Whilst life on the farm has been quiet in the last month, life in general has kept us well occupied. Daily chores are limited to milking, checking stock and some fertiliser once a week. The dry weather hasn’t affected us too much and we would hope to mow our second cut in a little over two weeks.

This week is International Men’s Mental Health Week and while it may not get too much publicity it certainly is a week our agricultural industry should highlight. Farming is still a predominantly male dominated industry and lets be honest, us guys are not the best at discussing our feelings, yet research clearly shows there is a 50% chance each one of us will struggle with our mental health at some point during our farming career. Even more frightening is the fact that a greater number of farmers are lost to suicide than farm accidents, both here & in the UK every year. It’s a topic that often goes under the radar, but we need to discuss it openly, in order to further reduce the stigma and highlight the great support network that is available.

The key thing is to be proactive & build resilience. Each and every one of us needs to focus on our mental wellbeing on a daily basis.
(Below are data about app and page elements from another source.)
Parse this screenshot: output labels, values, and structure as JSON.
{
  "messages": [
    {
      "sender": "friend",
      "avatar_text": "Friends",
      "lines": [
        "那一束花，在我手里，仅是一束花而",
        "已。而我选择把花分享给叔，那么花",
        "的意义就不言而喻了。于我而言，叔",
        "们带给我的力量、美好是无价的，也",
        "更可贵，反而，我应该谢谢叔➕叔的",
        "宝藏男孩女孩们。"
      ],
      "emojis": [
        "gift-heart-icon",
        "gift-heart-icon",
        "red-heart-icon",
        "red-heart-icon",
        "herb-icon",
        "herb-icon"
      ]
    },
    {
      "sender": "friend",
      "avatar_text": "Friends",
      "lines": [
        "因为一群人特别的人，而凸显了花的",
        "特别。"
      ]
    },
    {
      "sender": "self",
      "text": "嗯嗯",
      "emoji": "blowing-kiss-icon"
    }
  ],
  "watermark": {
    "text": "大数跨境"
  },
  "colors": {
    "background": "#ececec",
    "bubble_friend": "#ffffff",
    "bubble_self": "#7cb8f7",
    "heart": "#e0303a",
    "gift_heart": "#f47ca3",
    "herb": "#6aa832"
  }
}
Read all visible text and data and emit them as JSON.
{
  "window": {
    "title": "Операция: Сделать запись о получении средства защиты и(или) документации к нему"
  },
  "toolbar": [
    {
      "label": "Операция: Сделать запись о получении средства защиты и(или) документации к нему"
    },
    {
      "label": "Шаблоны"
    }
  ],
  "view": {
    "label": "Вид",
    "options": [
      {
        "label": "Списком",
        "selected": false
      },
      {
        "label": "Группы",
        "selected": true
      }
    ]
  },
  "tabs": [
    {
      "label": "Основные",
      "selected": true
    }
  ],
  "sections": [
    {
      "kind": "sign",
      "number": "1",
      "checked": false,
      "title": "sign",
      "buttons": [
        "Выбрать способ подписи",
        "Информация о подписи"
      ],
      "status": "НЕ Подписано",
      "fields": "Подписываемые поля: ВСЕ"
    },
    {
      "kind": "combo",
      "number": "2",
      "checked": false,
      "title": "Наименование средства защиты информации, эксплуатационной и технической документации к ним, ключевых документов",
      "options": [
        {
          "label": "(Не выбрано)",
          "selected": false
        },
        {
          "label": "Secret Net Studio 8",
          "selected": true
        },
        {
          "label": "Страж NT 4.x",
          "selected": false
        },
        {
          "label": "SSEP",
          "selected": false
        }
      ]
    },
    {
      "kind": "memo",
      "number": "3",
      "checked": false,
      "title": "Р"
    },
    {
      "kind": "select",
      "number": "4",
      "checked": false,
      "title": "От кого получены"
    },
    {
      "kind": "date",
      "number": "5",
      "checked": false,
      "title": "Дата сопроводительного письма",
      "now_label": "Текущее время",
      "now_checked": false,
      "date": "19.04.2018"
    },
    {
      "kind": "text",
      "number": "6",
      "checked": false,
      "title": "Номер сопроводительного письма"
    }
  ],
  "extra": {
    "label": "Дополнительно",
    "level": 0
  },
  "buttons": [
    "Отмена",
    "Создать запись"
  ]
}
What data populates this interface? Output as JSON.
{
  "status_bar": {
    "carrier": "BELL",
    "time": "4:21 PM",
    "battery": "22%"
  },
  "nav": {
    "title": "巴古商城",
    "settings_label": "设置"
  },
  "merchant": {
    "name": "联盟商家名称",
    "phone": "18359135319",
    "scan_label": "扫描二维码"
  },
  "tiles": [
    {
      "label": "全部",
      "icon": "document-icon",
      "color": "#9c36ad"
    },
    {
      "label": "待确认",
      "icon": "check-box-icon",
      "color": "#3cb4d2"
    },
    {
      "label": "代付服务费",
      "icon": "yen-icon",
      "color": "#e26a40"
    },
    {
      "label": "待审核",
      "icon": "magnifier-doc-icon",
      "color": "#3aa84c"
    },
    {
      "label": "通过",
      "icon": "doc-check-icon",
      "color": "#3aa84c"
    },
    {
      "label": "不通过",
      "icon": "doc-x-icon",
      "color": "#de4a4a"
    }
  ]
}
Whilst it may seem like a task it is merely down to focusing on the simple things such as;

  • Eating well
  • Ensuring we get a good night sleep
  • Being honest with how we feel
  • Focusing on the positives (big and small)
  • Making time for life outside of work
  • Realising we can only control what happens today, what happened yesterday is done
  • Taking time out to for family of friends
  • Seeking help if required

Simply by ensuring we focus on all these small areas will ensure we are in a strong place should a crisis arise and let’s be honest, we all have to deal with crisis during our path through life. In so many ways we can treat our daily lives like we can looking at social media. Many will say social media is a volatile place, there certainly is a lot of negativity in some areas of it but as in life we have the choice to ignore the volatility whilst surrounding ourselves with positivity and positive people. Listening to negativity on social media is very much like listening to the negativity within us, by not listening to it we quite simply take away the power of negativity.

Having said all that for some life can be harder to cope with and need more support. I for one have experienced difficult times in my life. I experienced a period of crisis where I simply didn’t look after my mental wellbeing, to a point where I lost all control of my feelings, felt I couldn’t cope with life itself and found myself crying for absolutely no reason. Being extremely honest with you when depression hits it scares you beyond belief. At the time it was equally as scary merely asking for help but looking back I am so glad I took that step is asking for help!  Paula accompanied me to our doctor who in turn pointed me in the direction of a counsellor. As daunting as it seemed at the time, the relief I felt on leaving each session far outweighed the challenge. I always believe when you struggle with mental health you never fully recover but learn how to control it and live life in a positive way. It has taught me to enjoy life more and focus on the simple things ensuring I have good positive mental wellbeing.

The important thing to remember is, if you are struggling with your mental health there is always someone willing to listen and there is so much support available. Ultimately no problem is too big that it can’t be sorted. Likewise, it is important we look out for each other, you never know how someone else is feeling so be mindful.

I was lucky enough to record a podcast on mental health with the Royal Association of British Dairy Farmers yesterday so if you get time check it out on their website.